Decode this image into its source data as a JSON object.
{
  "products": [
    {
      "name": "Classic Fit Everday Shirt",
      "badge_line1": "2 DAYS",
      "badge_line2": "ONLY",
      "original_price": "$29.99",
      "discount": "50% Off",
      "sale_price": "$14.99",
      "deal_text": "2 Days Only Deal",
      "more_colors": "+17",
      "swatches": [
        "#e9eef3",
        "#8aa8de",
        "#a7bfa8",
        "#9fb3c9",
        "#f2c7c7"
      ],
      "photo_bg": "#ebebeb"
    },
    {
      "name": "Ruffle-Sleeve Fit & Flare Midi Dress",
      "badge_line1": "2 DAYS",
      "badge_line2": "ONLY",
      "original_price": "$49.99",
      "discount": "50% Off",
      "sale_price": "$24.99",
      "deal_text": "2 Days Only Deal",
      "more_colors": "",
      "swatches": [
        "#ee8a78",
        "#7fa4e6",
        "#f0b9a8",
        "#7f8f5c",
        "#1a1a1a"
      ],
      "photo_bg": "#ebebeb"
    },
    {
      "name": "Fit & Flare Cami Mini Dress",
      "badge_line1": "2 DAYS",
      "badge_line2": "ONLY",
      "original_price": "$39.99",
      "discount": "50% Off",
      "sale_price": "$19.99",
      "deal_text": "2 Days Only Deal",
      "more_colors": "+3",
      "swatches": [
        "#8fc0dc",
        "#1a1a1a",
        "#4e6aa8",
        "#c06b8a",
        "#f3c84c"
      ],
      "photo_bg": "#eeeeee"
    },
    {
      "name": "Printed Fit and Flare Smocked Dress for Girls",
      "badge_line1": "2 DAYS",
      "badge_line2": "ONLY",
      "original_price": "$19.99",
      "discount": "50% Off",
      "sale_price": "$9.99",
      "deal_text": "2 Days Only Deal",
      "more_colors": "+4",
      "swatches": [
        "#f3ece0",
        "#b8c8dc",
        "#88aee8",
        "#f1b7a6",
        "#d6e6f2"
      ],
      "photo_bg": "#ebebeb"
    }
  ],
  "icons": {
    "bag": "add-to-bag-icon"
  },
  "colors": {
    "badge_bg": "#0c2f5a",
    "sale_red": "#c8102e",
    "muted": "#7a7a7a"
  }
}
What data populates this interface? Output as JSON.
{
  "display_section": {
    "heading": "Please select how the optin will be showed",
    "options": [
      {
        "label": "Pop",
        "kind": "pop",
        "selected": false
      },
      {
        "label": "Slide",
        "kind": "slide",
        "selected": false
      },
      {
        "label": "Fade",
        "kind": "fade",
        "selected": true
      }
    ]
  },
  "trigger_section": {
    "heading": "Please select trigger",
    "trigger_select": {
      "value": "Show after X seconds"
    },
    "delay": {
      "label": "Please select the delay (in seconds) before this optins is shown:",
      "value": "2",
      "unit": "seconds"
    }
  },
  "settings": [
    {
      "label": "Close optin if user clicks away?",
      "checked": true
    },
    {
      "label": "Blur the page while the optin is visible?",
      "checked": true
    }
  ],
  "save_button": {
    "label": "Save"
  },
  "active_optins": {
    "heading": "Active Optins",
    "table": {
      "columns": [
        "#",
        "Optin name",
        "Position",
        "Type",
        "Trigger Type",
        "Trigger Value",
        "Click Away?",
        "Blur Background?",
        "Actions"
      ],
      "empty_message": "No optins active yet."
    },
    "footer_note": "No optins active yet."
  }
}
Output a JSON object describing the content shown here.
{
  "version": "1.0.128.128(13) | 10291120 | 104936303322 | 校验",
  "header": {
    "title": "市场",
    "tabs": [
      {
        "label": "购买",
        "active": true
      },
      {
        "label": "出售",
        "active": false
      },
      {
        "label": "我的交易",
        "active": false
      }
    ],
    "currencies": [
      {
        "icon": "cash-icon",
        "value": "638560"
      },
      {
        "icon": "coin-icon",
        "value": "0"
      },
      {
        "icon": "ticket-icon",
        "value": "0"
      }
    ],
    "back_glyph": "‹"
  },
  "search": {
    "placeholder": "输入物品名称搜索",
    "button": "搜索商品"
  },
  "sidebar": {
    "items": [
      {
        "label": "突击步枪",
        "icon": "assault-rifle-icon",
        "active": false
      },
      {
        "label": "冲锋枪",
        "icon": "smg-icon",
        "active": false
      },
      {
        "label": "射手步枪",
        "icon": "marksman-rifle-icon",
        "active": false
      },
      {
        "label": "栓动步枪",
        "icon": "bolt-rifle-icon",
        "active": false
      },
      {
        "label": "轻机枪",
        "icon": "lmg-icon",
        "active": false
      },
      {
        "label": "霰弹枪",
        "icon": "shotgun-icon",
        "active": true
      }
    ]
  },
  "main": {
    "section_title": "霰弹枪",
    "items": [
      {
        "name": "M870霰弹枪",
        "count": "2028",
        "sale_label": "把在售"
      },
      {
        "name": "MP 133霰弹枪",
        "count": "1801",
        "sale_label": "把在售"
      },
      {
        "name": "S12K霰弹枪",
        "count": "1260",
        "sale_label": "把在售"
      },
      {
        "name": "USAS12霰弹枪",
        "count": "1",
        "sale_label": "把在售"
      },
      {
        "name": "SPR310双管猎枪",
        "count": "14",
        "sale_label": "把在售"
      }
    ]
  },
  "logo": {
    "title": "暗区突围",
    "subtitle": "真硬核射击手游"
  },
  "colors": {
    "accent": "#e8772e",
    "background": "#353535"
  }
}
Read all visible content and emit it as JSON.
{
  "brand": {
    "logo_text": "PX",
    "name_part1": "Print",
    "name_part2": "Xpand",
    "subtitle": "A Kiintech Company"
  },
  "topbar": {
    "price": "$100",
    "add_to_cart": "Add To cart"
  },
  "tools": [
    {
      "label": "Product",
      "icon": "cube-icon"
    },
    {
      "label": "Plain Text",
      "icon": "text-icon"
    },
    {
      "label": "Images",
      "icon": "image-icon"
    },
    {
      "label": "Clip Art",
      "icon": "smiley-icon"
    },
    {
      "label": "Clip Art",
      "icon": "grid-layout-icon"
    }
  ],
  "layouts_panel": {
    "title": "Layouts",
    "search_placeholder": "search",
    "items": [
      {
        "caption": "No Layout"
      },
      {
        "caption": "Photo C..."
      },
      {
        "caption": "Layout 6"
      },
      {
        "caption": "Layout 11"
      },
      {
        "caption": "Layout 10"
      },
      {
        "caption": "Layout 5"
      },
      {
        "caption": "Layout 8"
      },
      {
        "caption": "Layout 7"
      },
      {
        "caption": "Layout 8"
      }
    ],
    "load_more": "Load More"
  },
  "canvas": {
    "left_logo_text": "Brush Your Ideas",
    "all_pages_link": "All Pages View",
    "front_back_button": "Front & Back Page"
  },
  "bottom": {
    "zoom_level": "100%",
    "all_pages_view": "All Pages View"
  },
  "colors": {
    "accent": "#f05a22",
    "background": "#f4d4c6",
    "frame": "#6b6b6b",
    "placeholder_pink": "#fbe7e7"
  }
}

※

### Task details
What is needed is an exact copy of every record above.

### Exercise answer
Decode this image into its source data as a JSON object.
{
  "products": [
    {
      "name": "Classic Fit Everday Shirt",
      "badge_line1": "2 DAYS",
      "badge_line2": "ONLY",
      "original_price": "$29.99",
      "discount": "50% Off",
      "sale_price": "$14.99",
      "deal_text": "2 Days Only Deal",
      "more_colors": "+17",
      "swatches": [
        "#e9eef3",
        "#8aa8de",
        "#a7bfa8",
        "#9fb3c9",
        "#f2c7c7"
      ],
      "photo_bg": "#ebebeb"
    },
    {
      "name": "Ruffle-Sleeve Fit & Flare Midi Dress",
      "badge_line1": "2 DAYS",
      "badge_line2": "ONLY",
      "original_price": "$49.99",
      "discount": "50% Off",
      "sale_price": "$24.99",
      "deal_text": "2 Days Only Deal",
      "more_colors": "",
      "swatches": [
        "#ee8a78",
        "#7fa4e6",
        "#f0b9a8",
        "#7f8f5c",
        "#1a1a1a"
      ],
      "photo_bg": "#ebebeb"
    },
    {
      "name": "Fit & Flare Cami Mini Dress",
      "badge_line1": "2 DAYS",
      "badge_line2": "ONLY",
      "original_price": "$39.99",
      "discount": "50% Off",
      "sale_price": "$19.99",
      "deal_text": "2 Days Only Deal",
      "more_colors": "+3",
      "swatches": [
        "#8fc0dc",
        "#1a1a1a",
        "#4e6aa8",
        "#c06b8a",
        "#f3c84c"
      ],
      "photo_bg": "#eeeeee"
    },
    {
      "name": "Printed Fit and Flare Smocked Dress for Girls",
      "badge_line1": "2 DAYS",
      "badge_line2": "ONLY",
      "original_price": "$19.99",
      "discount": "50% Off",
      "sale_price": "$9.99",
      "deal_text": "2 Days Only Deal",
      "more_colors": "+4",
      "swatches": [
        "#f3ece0",
        "#b8c8dc",
        "#88aee8",
        "#f1b7a6",
        "#d6e6f2"
      ],
      "photo_bg": "#ebebeb"
    }
  ],
  "icons": {
    "bag": "add-to-bag-icon"
  },
  "colors": {
    "badge_bg": "#0c2f5a",
    "sale_red": "#c8102e",
    "muted": "#7a7a7a"
  }
}
What data populates this interface? Output as JSON.
{
  "display_section": {
    "heading": "Please select how the optin will be showed",
    "options": [
      {
        "label": "Pop",
        "kind": "pop",
        "selected": false
      },
      {
        "label": "Slide",
        "kind": "slide",
        "selected": false
      },
      {
        "label": "Fade",
        "kind": "fade",
        "selected": true
      }
    ]
  },
  "trigger_section": {
    "heading": "Please select trigger",
    "trigger_select": {
      "value": "Show after X seconds"
    },
    "delay": {
      "label": "Please select the delay (in seconds) before this optins is shown:",
      "value": "2",
      "unit": "seconds"
    }
  },
  "settings": [
    {
      "label": "Close optin if user clicks away?",
      "checked": true
    },
    {
      "label": "Blur the page while the optin is visible?",
      "checked": true
    }
  ],
  "save_button": {
    "label": "Save"
  },
  "active_optins": {
    "heading": "Active Optins",
    "table": {
      "columns": [
        "#",
        "Optin name",
        "Position",
        "Type",
        "Trigger Type",
        "Trigger Value",
        "Click Away?",
        "Blur Background?",
        "Actions"
      ],
      "empty_message": "No optins active yet."
    },
    "footer_note": "No optins active yet."
  }
}
Output a JSON object describing the content shown here.
{
  "version": "1.0.128.128(13) | 10291120 | 104936303322 | 校验",
  "header": {
    "title": "市场",
    "tabs": [
      {
        "label": "购买",
        "active": true
      },
      {
        "label": "出售",
        "active": false
      },
      {
        "label": "我的交易",
        "active": false
      }
    ],
    "currencies": [
      {
        "icon": "cash-icon",
        "value": "638560"
      },
      {
        "icon": "coin-icon",
        "value": "0"
      },
      {
        "icon": "ticket-icon",
        "value": "0"
      }
    ],
    "back_glyph": "‹"
  },
  "search": {
    "placeholder": "输入物品名称搜索",
    "button": "搜索商品"
  },
  "sidebar": {
    "items": [
      {
        "label": "突击步枪",
        "icon": "assault-rifle-icon",
        "active": false
      },
      {
        "label": "冲锋枪",
        "icon": "smg-icon",
        "active": false
      },
      {
        "label": "射手步枪",
        "icon": "marksman-rifle-icon",
        "active": false
      },
      {
        "label": "栓动步枪",
        "icon": "bolt-rifle-icon",
        "active": false
      },
      {
        "label": "轻机枪",
        "icon": "lmg-icon",
        "active": false
      },
      {
        "label": "霰弹枪",
        "icon": "shotgun-icon",
        "active": true
      }
    ]
  },
  "main": {
    "section_title": "霰弹枪",
    "items": [
      {
        "name": "M870霰弹枪",
        "count": "2028",
        "sale_label": "把在售"
      },
      {
        "name": "MP 133霰弹枪",
        "count": "1801",
        "sale_label": "把在售"
      },
      {
        "name": "S12K霰弹枪",
        "count": "1260",
        "sale_label": "把在售"
      },
      {
        "name": "USAS12霰弹枪",
        "count": "1",
        "sale_label": "把在售"
      },
      {
        "name": "SPR310双管猎枪",
        "count": "14",
        "sale_label": "把在售"
      }
    ]
  },
  "logo": {
    "title": "暗区突围",
    "subtitle": "真硬核射击手游"
  },
  "colors": {
    "accent": "#e8772e",
    "background": "#353535"
  }
}
Read all visible content and emit it as JSON.
{
  "brand": {
    "logo_text": "PX",
    "name_part1": "Print",
    "name_part2": "Xpand",
    "subtitle": "A Kiintech Company"
  },
  "topbar": {
    "price": "$100",
    "add_to_cart": "Add To cart"
  },
  "tools": [
    {
      "label": "Product",
      "icon": "cube-icon"
    },
    {
      "label": "Plain Text",
      "icon": "text-icon"
    },
    {
      "label": "Images",
      "icon": "image-icon"
    },
    {
      "label": "Clip Art",
      "icon": "smiley-icon"
    },
    {
      "label": "Clip Art",
      "icon": "grid-layout-icon"
    }
  ],
  "layouts_panel": {
    "title": "Layouts",
    "search_placeholder": "search",
    "items": [
      {
        "caption": "No Layout"
      },
      {
        "caption": "Photo C..."
      },
      {
        "caption": "Layout 6"
      },
      {
        "caption": "Layout 11"
      },
      {
        "caption": "Layout 10"
      },
      {
        "caption": "Layout 5"
      },
      {
        "caption": "Layout 8"
      },
      {
        "caption": "Layout 7"
      },
      {
        "caption": "Layout 8"
      }
    ],
    "load_more": "Load More"
  },
  "canvas": {
    "left_logo_text": "Brush Your Ideas",
    "all_pages_link": "All Pages View",
    "front_back_button": "Front & Back Page"
  },
  "bottom": {
    "zoom_level": "100%",
    "all_pages_view": "All Pages View"
  },
  "colors": {
    "accent": "#f05a22",
    "background": "#f4d4c6",
    "frame": "#6b6b6b",
    "placeholder_pink": "#fbe7e7"
  }
}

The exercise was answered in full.